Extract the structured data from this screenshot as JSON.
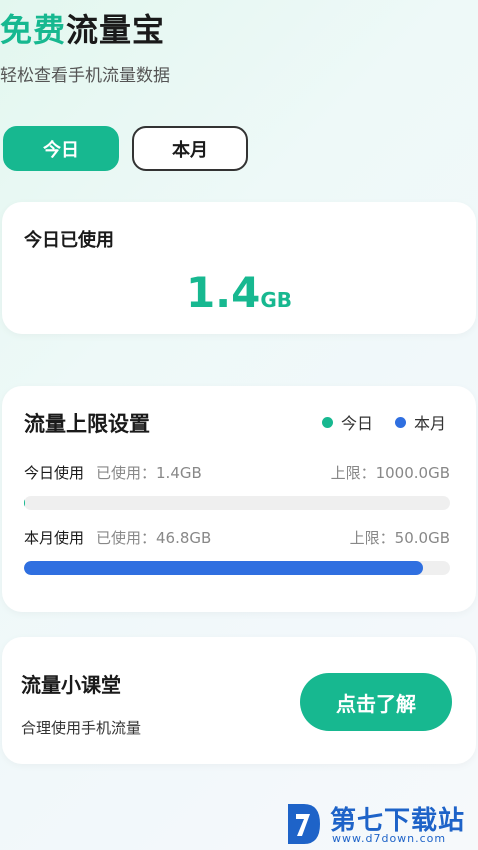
{
  "header": {
    "title_accent": "免费",
    "title_rest": "流量宝",
    "subtitle": "轻松查看手机流量数据"
  },
  "tabs": [
    {
      "label": "今日",
      "active": true
    },
    {
      "label": "本月",
      "active": false
    }
  ],
  "today_card": {
    "label": "今日已使用",
    "value": "1.4",
    "unit": "GB"
  },
  "limit_card": {
    "title": "流量上限设置",
    "legend": [
      {
        "label": "今日",
        "color": "#17b890"
      },
      {
        "label": "本月",
        "color": "#2f6fe0"
      }
    ],
    "rows": [
      {
        "name": "今日使用",
        "used": "已使用：1.4GB",
        "limit": "上限：1000.0GB",
        "progress": 0.0014,
        "color": "#17b890"
      },
      {
        "name": "本月使用",
        "used": "已使用：46.8GB",
        "limit": "上限：50.0GB",
        "progress": 0.936,
        "color": "#2f6fe0"
      }
    ]
  },
  "tip_card": {
    "title": "流量小课堂",
    "desc": "合理使用手机流量",
    "button": "点击了解"
  },
  "watermark": {
    "name": "第七下载站",
    "url": "www.d7down.com"
  },
  "colors": {
    "accent": "#17b890",
    "month": "#2f6fe0"
  }
}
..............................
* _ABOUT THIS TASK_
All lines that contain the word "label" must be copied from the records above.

* _OUTPUT_
      "label": "今日",
      "label": "本月",
    "label": "今日已使用",
        "label": "今日",
        "label": "本月",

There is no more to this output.